# Limit of cos(x)/x and sec(x)/x

1. Apr 3, 2014

### Jhenrique

1. The problem statement, all variables and given/known data
Compute: $$\lim_{x \to 0} = \frac{\cos(x)}{x}$$ $$\lim_{x \to 0} = \frac{\cosh(x)}{x}$$ $$\lim_{x \to 0} = \frac{\sec(x)}{x}$$ $$\lim_{x \to 0} = \frac{sech(x)}{x}$$

2. Relevant equations $$\lim_{x \to x_0} = \frac{f(x)}{g(x)} = \lim_{x \to x_0} = \frac{\frac{df}{dx}(x)}{\frac{dg}{dx}(x)}$$
3. The attempt at a solution $$\lim_{x \to 0} = \frac{\cos(x)}{x} = \lim_{x \to 0} \frac{ \frac{d}{dx}\cos(x)}{\frac{d}{dx}x} = \lim_{x \to 0} \frac{- \sin(x)}{1} = 0$$ $$\\\lim_{x \to 0} = \frac{\cosh(x)}{x}=0 \\ \\\lim_{x \to 0} = \frac{\sec(x)}{x}=0 \\ \\\lim_{x \to 0} = \frac{sech(x)}{x}=0$$ Correct?

2. Apr 3, 2014

### jbunniii

You can't apply L'Hopital's rule unless you have an indeterminate form. What is $\lim_{x \rightarrow 0} \cos(x)$?

3. Apr 3, 2014

Is 1

4. Apr 3, 2014

### micromass

Staff Emeritus
You can easily check what the solution is by simply graphing the function. That will give you a big hint. Of course a graph is not a proof, but it helps.

5. Apr 3, 2014

### Staff: Mentor

Minor point, but you're showing all your limits incorrectly.

This --
$$\lim_{x \to 0} = \frac{\cos(x)}{x}$$
-- should be written without the = between "lim" and the function you're taking the limit of.

6. Apr 4, 2014

### Jhenrique

I didn't even realize!!! LOOOOOOL

7. Apr 4, 2014

### Curious3141

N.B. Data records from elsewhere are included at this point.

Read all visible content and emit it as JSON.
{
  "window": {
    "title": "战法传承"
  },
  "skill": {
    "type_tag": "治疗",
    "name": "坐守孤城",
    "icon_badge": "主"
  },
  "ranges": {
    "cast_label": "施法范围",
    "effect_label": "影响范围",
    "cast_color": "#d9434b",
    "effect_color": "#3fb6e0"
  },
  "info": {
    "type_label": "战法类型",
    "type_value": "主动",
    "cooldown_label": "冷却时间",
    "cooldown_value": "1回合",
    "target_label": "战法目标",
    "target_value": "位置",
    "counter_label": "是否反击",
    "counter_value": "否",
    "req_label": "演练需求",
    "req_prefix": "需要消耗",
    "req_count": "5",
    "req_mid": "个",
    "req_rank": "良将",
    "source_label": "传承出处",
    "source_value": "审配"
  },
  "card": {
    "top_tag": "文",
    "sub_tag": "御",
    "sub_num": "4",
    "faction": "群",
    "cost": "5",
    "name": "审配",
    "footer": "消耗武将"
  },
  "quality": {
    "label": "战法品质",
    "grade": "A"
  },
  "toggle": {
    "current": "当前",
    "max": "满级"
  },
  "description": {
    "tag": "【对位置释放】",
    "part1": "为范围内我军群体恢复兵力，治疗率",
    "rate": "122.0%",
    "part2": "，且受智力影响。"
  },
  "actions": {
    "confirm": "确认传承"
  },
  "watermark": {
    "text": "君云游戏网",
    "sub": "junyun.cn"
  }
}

L' Hopital's Rule can only be used for limits of the form 0/0 or infinity over infinity (though in the latter case, the signs of the infinity don't matter). There are other criteria, but if your limit doesn't even fit into one of those indeterminate forms, LHR doesn't apply.